Seven months earlier, on April 26, Lincoln went to the Navy Yard to tour the frigate Gassendi, becoming the first president to board a French warship. After the tour, Lincoln and his party disembarked into a launch. Thinking Lincoln’s boat was safely headed ashore, the captain decided to give the president a 21-gun salute. Lincoln, however, had asked to row around the ship to examine its hull. As the launch rounded the Gasssendi’s bow, one of the cannon shots went off just above his head. Though the shots were blanks, there was enough flame and sacking debris to have killed the president. Fortunately, he was unharmed.

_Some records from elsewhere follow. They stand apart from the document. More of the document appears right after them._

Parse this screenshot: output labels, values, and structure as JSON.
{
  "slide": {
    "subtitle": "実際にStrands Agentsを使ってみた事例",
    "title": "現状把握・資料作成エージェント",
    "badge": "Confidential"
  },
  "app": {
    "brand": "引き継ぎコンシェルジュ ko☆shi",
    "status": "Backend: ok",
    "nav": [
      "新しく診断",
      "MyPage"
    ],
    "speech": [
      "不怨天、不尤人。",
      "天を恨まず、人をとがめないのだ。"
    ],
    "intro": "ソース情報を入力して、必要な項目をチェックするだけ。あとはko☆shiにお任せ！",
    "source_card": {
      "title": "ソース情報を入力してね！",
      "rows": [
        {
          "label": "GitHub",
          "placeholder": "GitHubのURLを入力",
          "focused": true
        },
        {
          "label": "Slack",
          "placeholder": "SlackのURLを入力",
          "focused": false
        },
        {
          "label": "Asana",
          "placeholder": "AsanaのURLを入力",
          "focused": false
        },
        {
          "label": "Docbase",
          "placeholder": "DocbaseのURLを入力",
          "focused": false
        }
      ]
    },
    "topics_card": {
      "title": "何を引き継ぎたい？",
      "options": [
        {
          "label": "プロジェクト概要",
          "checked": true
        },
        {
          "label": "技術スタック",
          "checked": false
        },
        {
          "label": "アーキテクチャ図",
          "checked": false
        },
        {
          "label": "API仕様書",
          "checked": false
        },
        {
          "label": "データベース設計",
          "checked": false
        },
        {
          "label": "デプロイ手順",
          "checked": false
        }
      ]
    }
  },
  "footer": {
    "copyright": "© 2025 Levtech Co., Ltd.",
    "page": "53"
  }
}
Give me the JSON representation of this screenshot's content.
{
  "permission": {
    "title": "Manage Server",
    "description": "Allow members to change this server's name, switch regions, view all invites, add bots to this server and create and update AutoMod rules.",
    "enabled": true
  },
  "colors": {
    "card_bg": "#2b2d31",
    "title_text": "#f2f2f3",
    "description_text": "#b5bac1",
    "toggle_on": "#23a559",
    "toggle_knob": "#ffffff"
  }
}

Steve is the author of 366 Days in Abraham Lincoln’s Presidency: The Private, Political, and Military Decisions of America’s Greatest President and has appeared on KnowledgeNuts.